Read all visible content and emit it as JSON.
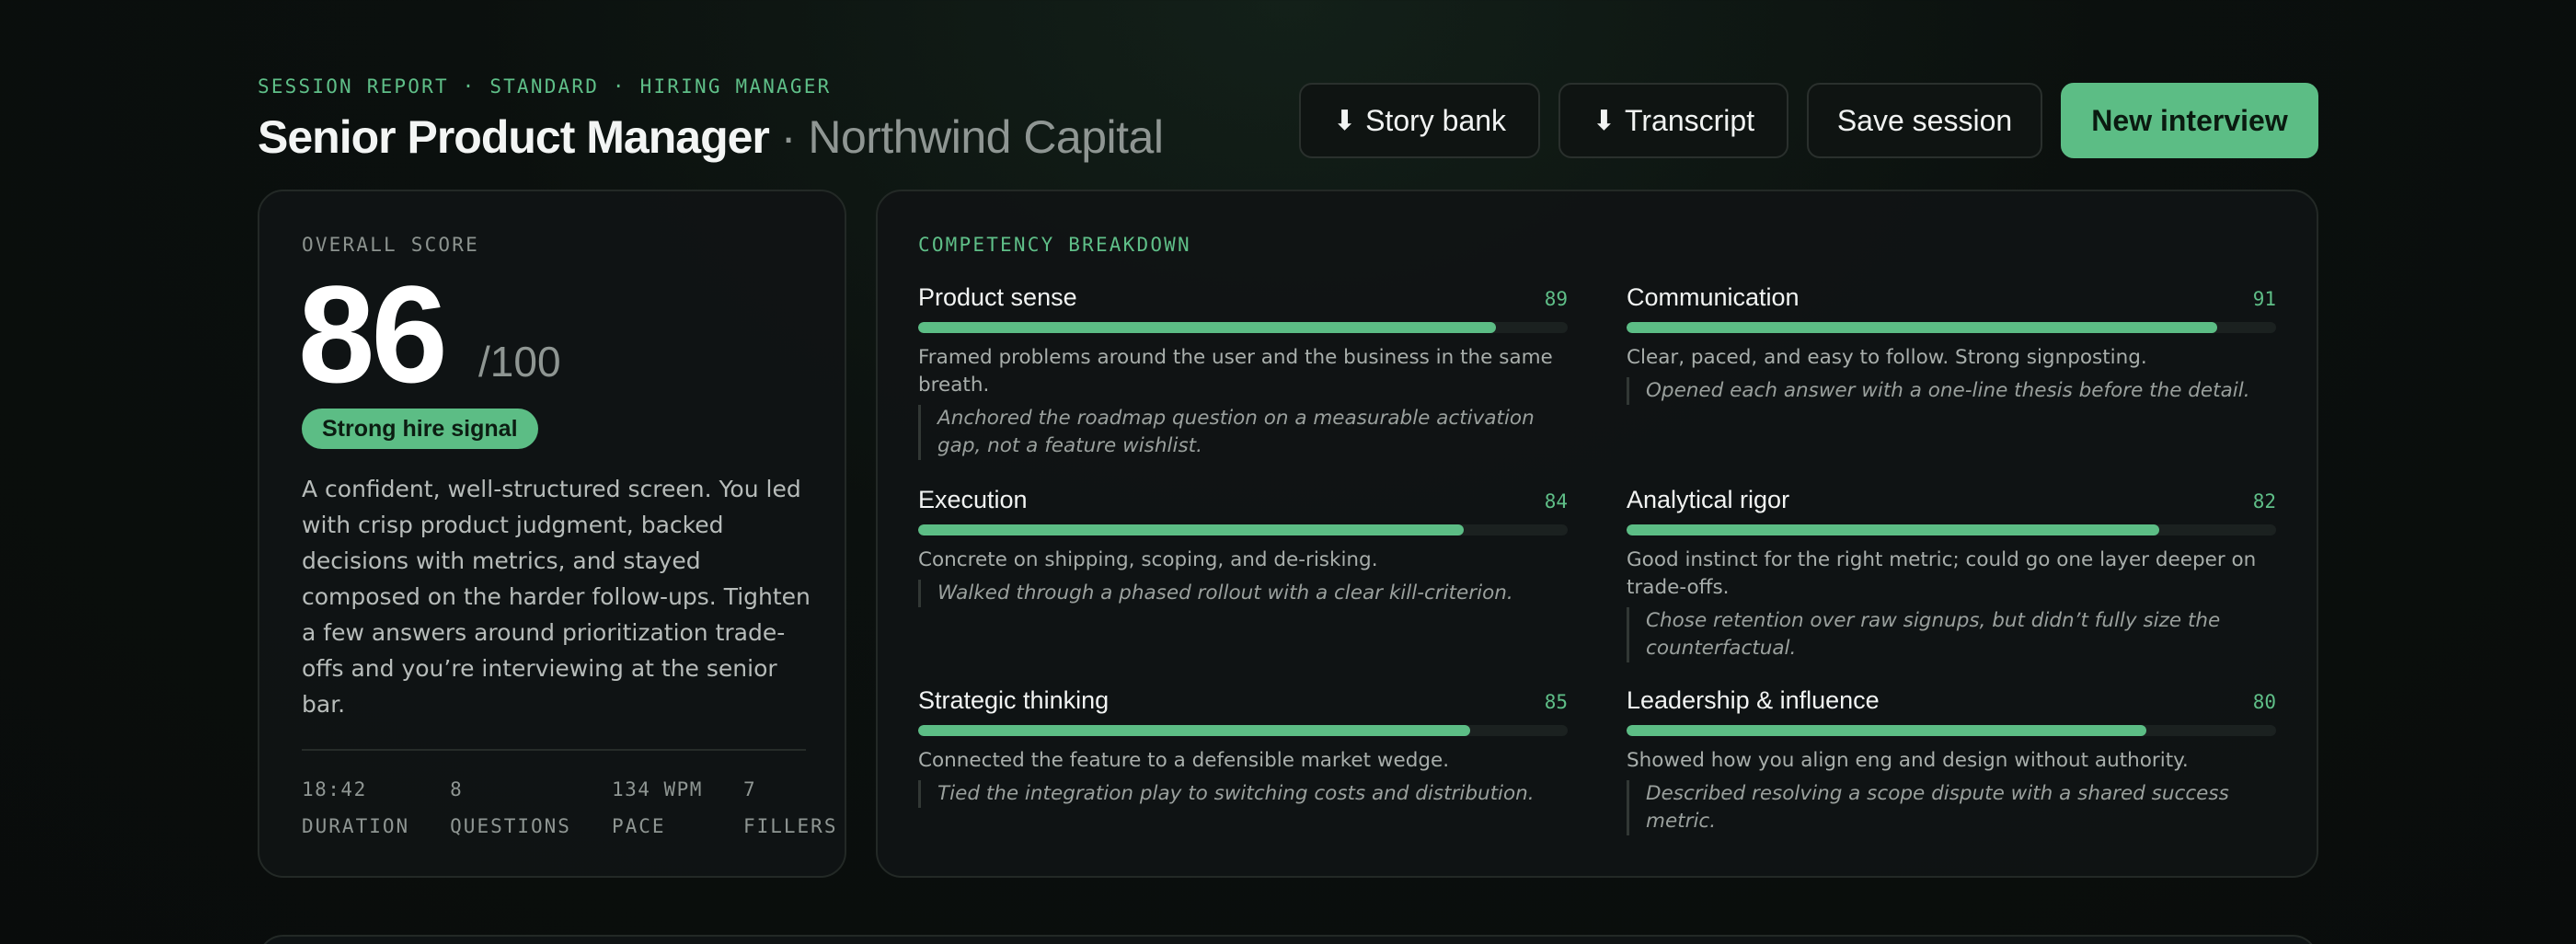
{
  "header": {
    "eyebrow": "SESSION REPORT · STANDARD · HIRING MANAGER",
    "role": "Senior Product Manager",
    "company": "· Northwind Capital"
  },
  "actions": {
    "story_bank": "Story bank",
    "transcript": "Transcript",
    "save": "Save session",
    "new_interview": "New interview",
    "download_icon": "⬇"
  },
  "score": {
    "label": "OVERALL SCORE",
    "value": "86",
    "max": "/100",
    "badge": "Strong hire signal",
    "summary": "A confident, well-structured screen. You led with crisp product judgment, backed decisions with metrics, and stayed composed on the harder follow-ups. Tighten a few answers around prioritization trade-offs and you’re interviewing at the senior bar.",
    "stats": [
      {
        "value": "18:42",
        "label": "DURATION"
      },
      {
        "value": "8",
        "label": "QUESTIONS"
      },
      {
        "value": "134 WPM",
        "label": "PACE"
      },
      {
        "value": "7",
        "label": "FILLERS"
      }
    ]
  },
  "competency": {
    "label": "COMPETENCY BREAKDOWN",
    "items": [
      {
        "name": "Product sense",
        "score": 89,
        "desc": "Framed problems around the user and the business in the same breath.",
        "quote": "Anchored the roadmap question on a measurable activation gap, not a feature wishlist."
      },
      {
        "name": "Communication",
        "score": 91,
        "desc": "Clear, paced, and easy to follow. Strong signposting.",
        "quote": "Opened each answer with a one-line thesis before the detail."
      },
      {
        "name": "Execution",
        "score": 84,
        "desc": "Concrete on shipping, scoping, and de-risking.",
        "quote": "Walked through a phased rollout with a clear kill-criterion."
      },
      {
        "name": "Analytical rigor",
        "score": 82,
        "desc": "Good instinct for the right metric; could go one layer deeper on trade-offs.",
        "quote": "Chose retention over raw signups, but didn’t fully size the counterfactual."
      },
      {
        "name": "Strategic thinking",
        "score": 85,
        "desc": "Connected the feature to a defensible market wedge.",
        "quote": "Tied the integration play to switching costs and distribution."
      },
      {
        "name": "Leadership & influence",
        "score": 80,
        "desc": "Showed how you align eng and design without authority.",
        "quote": "Described resolving a scope dispute with a shared success metric."
      }
    ]
  },
  "colors": {
    "accent": "#5cbd85",
    "background": "#0b100e",
    "card": "#101415"
  }
}
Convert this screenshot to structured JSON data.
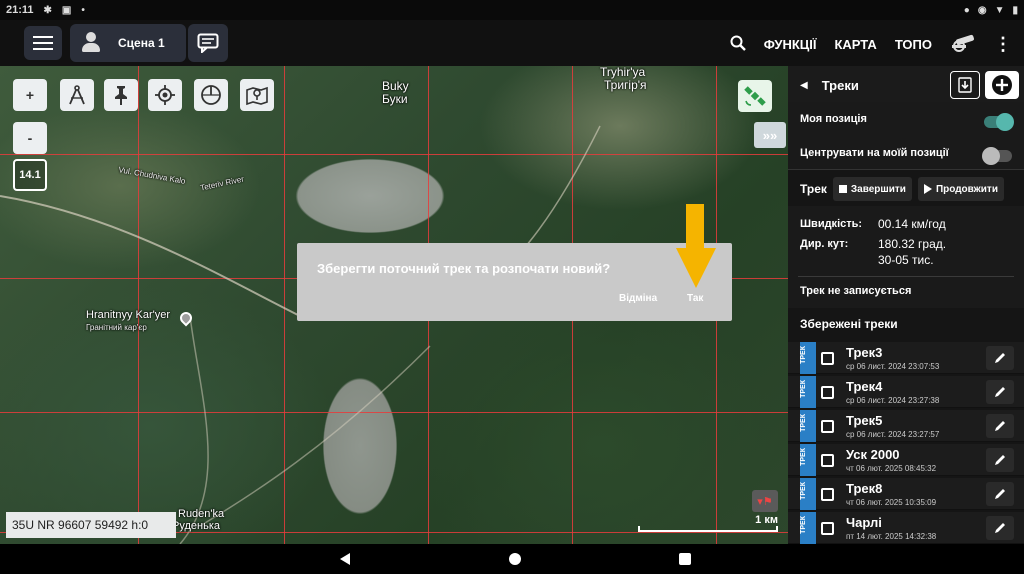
{
  "status_bar": {
    "time": "21:11"
  },
  "app_bar": {
    "scene_label": "Сцена 1",
    "menu": {
      "functions": "ФУНКЦІЇ",
      "map": "КАРТА",
      "topo": "ТОПО"
    },
    "icons": [
      "menu-icon",
      "person-icon",
      "chat-icon",
      "search-icon",
      "cannon-icon",
      "more-vert-icon"
    ]
  },
  "map": {
    "zoom_plus": "+",
    "zoom_minus": "-",
    "zoom_level": "14.1",
    "labels": {
      "buky_lat": "Buky",
      "buky_cyr": "Буки",
      "tryhirya_lat": "Tryhir'ya",
      "tryhirya_cyr": "Тригір'я",
      "granite_lat": "Hranitnyy Kar'yer",
      "granite_cyr": "Гранітний кар'єр",
      "rudenka_lat": "Ruden'ka",
      "rudenka_cyr": "Руденька",
      "chudniva": "Vul. Chudniva Kalo",
      "teteriv": "Teteriv River"
    },
    "coords": "35U NR 96607 59492 h:0",
    "scale": "1 км",
    "expand_label": "»»",
    "record_flag": "▾⚑"
  },
  "dialog": {
    "message": "Зберегти поточний трек та розпочати новий?",
    "cancel": "Відміна",
    "ok": "Так",
    "arrow_color": "#f5b400"
  },
  "panel": {
    "title": "Треки",
    "my_position": {
      "label": "Моя позиція",
      "on": true
    },
    "center_position": {
      "label": "Центрувати на моїй позиції",
      "on": false
    },
    "track_label": "Трек",
    "finish_label": "Завершити",
    "continue_label": "Продовжити",
    "speed_key": "Швидкість:",
    "speed_value": "00.14 км/год",
    "dir_key": "Дир. кут:",
    "dir_value_1": "180.32 град.",
    "dir_value_2": "30-05 тис.",
    "not_recording": "Трек не записується",
    "saved_title": "Збережені треки",
    "tag_label": "ТРЕК",
    "tracks": [
      {
        "name": "Трек3",
        "date": "ср 06 лист. 2024 23:07:53"
      },
      {
        "name": "Трек4",
        "date": "ср 06 лист. 2024 23:27:38"
      },
      {
        "name": "Трек5",
        "date": "ср 06 лист. 2024 23:27:57"
      },
      {
        "name": "Уск 2000",
        "date": "чт 06 лют. 2025 08:45:32"
      },
      {
        "name": "Трек8",
        "date": "чт 06 лют. 2025 10:35:09"
      },
      {
        "name": "Чарлі",
        "date": "пт 14 лют. 2025 14:32:38"
      }
    ]
  },
  "colors": {
    "accent_toggle": "#56b7ad",
    "tag_blue": "#2a7fc6",
    "grid_red": "#e63c3c"
  }
}
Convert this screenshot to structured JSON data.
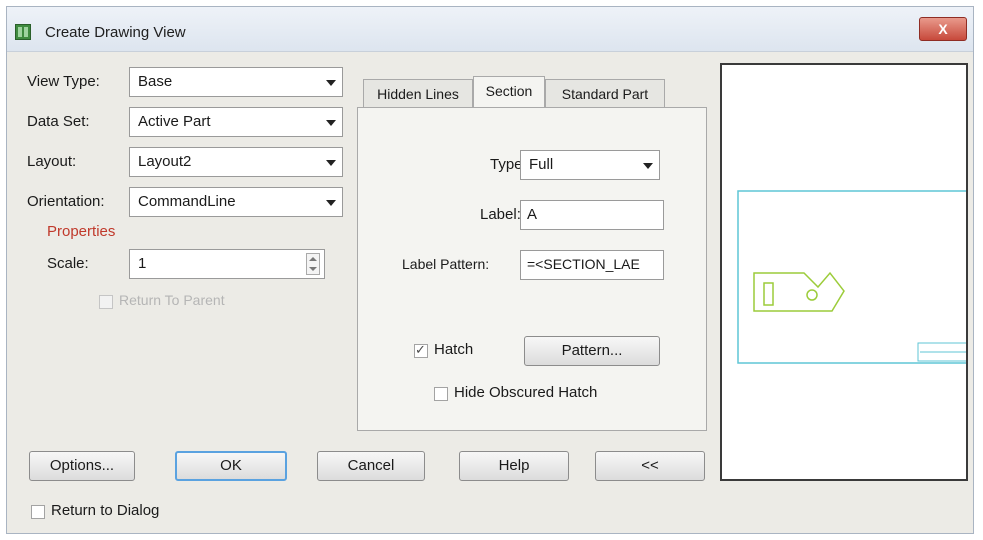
{
  "window": {
    "title": "Create Drawing View",
    "close_label": "X"
  },
  "left": {
    "view_type": {
      "label": "View Type:",
      "value": "Base"
    },
    "data_set": {
      "label": "Data Set:",
      "value": "Active Part"
    },
    "layout": {
      "label": "Layout:",
      "value": "Layout2"
    },
    "orientation": {
      "label": "Orientation:",
      "value": "CommandLine"
    },
    "properties_label": "Properties",
    "scale": {
      "label": "Scale:",
      "value": "1"
    },
    "return_to_parent": "Return To Parent"
  },
  "tabs": [
    "Hidden Lines",
    "Section",
    "Standard Part"
  ],
  "active_tab": "Section",
  "section": {
    "type": {
      "label": "Type:",
      "value": "Full"
    },
    "label_field": {
      "label": "Label:",
      "value": "A"
    },
    "label_pattern": {
      "label": "Label Pattern:",
      "value": "=<SECTION_LAE"
    },
    "hatch": {
      "label": "Hatch",
      "checked": true
    },
    "pattern_button": "Pattern...",
    "hide_obscured_hatch": {
      "label": "Hide Obscured Hatch",
      "checked": false
    }
  },
  "buttons": {
    "options": "Options...",
    "ok": "OK",
    "cancel": "Cancel",
    "help": "Help",
    "collapse": "<<"
  },
  "return_to_dialog": {
    "label": "Return to Dialog",
    "checked": false
  },
  "colors": {
    "preview_frame": "#5fc6d6",
    "part_outline": "#9ccc3a"
  }
}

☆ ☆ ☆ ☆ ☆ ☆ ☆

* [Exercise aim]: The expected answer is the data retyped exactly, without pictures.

* [Solved exercise]:
Read all visible content and emit it as JSON.
{
  "header": {
    "eyebrow": "SESSION REPORT · STANDARD · HIRING MANAGER",
    "role": "Senior Product Manager",
    "company": "· Northwind Capital"
  },
  "actions": {
    "story_bank": "Story bank",
    "transcript": "Transcript",
    "save": "Save session",
    "new_interview": "New interview",
    "download_icon": "⬇"
  },
  "score": {
    "label": "OVERALL SCORE",
    "value": "86",
    "max": "/100",
    "badge": "Strong hire signal",
    "summary": "A confident, well-structured screen. You led with crisp product judgment, backed decisions with metrics, and stayed composed on the harder follow-ups. Tighten a few answers around prioritization trade-offs and you’re interviewing at the senior bar.",
    "stats": [
      {
        "value": "18:42",
        "label": "DURATION"
      },
      {
        "value": "8",
        "label": "QUESTIONS"
      },
      {
        "value": "134 WPM",
        "label": "PACE"
      },
      {
        "value": "7",
        "label": "FILLERS"
      }
    ]
  },
  "competency": {
    "label": "COMPETENCY BREAKDOWN",
    "items": [
      {
        "name": "Product sense",
        "score": 89,
        "desc": "Framed problems around the user and the business in the same breath.",
        "quote": "Anchored the roadmap question on a measurable activation gap, not a feature wishlist."
      },
      {
        "name": "Communication",
        "score": 91,
        "desc": "Clear, paced, and easy to follow. Strong signposting.",
        "quote": "Opened each answer with a one-line thesis before the detail."
      },
      {
        "name": "Execution",
        "score": 84,
        "desc": "Concrete on shipping, scoping, and de-risking.",
        "quote": "Walked through a phased rollout with a clear kill-criterion."
      },
      {
        "name": "Analytical rigor",
        "score": 82,
        "desc": "Good instinct for the right metric; could go one layer deeper on trade-offs.",
        "quote": "Chose retention over raw signups, but didn’t fully size the counterfactual."
      },
      {
        "name": "Strategic thinking",
        "score": 85,
        "desc": "Connected the feature to a defensible market wedge.",
        "quote": "Tied the integration play to switching costs and distribution."
      },
      {
        "name": "Leadership & influence",
        "score": 80,
        "desc": "Showed how you align eng and design without authority.",
        "quote": "Described resolving a scope dispute with a shared success metric."
      }
    ]
  },
  "colors": {
    "accent": "#5cbd85",
    "background": "#0b100e",
    "card": "#101415"
  }
}
Convert this screenshot to structured JSON data.
{
  "status_bar": {
    "time": "21:11"
  },
  "app_bar": {
    "scene_label": "Сцена 1",
    "menu": {
      "functions": "ФУНКЦІЇ",
      "map": "КАРТА",
      "topo": "ТОПО"
    },
    "icons": [
      "menu-icon",
      "person-icon",
      "chat-icon",
      "search-icon",
      "cannon-icon",
      "more-vert-icon"
    ]
  },
  "map": {
    "zoom_plus": "+",
    "zoom_minus": "-",
    "zoom_level": "14.1",
    "labels": {
      "buky_lat": "Buky",
      "buky_cyr": "Буки",
      "tryhirya_lat": "Tryhir'ya",
      "tryhirya_cyr": "Тригір'я",
      "granite_lat": "Hranitnyy Kar'yer",
      "granite_cyr": "Гранітний кар'єр",
      "rudenka_lat": "Ruden'ka",
      "rudenka_cyr": "Руденька",
      "chudniva": "Vul. Chudniva Kalo",
      "teteriv": "Teteriv River"
    },
    "coords": "35U NR 96607 59492 h:0",
    "scale": "1 км",
    "expand_label": "»»",
    "record_flag": "▾⚑"
  },
  "dialog": {
    "message": "Зберегти поточний трек та розпочати новий?",
    "cancel": "Відміна",
    "ok": "Так",
    "arrow_color": "#f5b400"
  },
  "panel": {
    "title": "Треки",
    "my_position": {
      "label": "Моя позиція",
      "on": true
    },
    "center_position": {
      "label": "Центрувати на моїй позиції",
      "on": false
    },
    "track_label": "Трек",
    "finish_label": "Завершити",
    "continue_label": "Продовжити",
    "speed_key": "Швидкість:",
    "speed_value": "00.14 км/год",
    "dir_key": "Дир. кут:",
    "dir_value_1": "180.32 град.",
    "dir_value_2": "30-05 тис.",
    "not_recording": "Трек не записується",
    "saved_title": "Збережені треки",
    "tag_label": "ТРЕК",
    "tracks": [
      {
        "name": "Трек3",
        "date": "ср 06 лист. 2024 23:07:53"
      },
      {
        "name": "Трек4",
        "date": "ср 06 лист. 2024 23:27:38"
      },
      {
        "name": "Трек5",
        "date": "ср 06 лист. 2024 23:27:57"
      },
      {
        "name": "Уск 2000",
        "date": "чт 06 лют. 2025 08:45:32"
      },
      {
        "name": "Трек8",
        "date": "чт 06 лют. 2025 10:35:09"
      },
      {
        "name": "Чарлі",
        "date": "пт 14 лют. 2025 14:32:38"
      }
    ]
  },
  "colors": {
    "accent_toggle": "#56b7ad",
    "tag_blue": "#2a7fc6",
    "grid_red": "#e63c3c"
  }
}
Convert this screenshot to structured JSON data.
{
  "window": {
    "title": "Create Drawing View",
    "close_label": "X"
  },
  "left": {
    "view_type": {
      "label": "View Type:",
      "value": "Base"
    },
    "data_set": {
      "label": "Data Set:",
      "value": "Active Part"
    },
    "layout": {
      "label": "Layout:",
      "value": "Layout2"
    },
    "orientation": {
      "label": "Orientation:",
      "value": "CommandLine"
    },
    "properties_label": "Properties",
    "scale": {
      "label": "Scale:",
      "value": "1"
    },
    "return_to_parent": "Return To Parent"
  },
  "tabs": [
    "Hidden Lines",
    "Section",
    "Standard Part"
  ],
  "active_tab": "Section",
  "section": {
    "type": {
      "label": "Type:",
      "value": "Full"
    },
    "label_field": {
      "label": "Label:",
      "value": "A"
    },
    "label_pattern": {
      "label": "Label Pattern:",
      "value": "=<SECTION_LAE"
    },
    "hatch": {
      "label": "Hatch",
      "checked": true
    },
    "pattern_button": "Pattern...",
    "hide_obscured_hatch": {
      "label": "Hide Obscured Hatch",
      "checked": false
    }
  },
  "buttons": {
    "options": "Options...",
    "ok": "OK",
    "cancel": "Cancel",
    "help": "Help",
    "collapse": "<<"
  },
  "return_to_dialog": {
    "label": "Return to Dialog",
    "checked": false
  },
  "colors": {
    "preview_frame": "#5fc6d6",
    "part_outline": "#9ccc3a"
  }
}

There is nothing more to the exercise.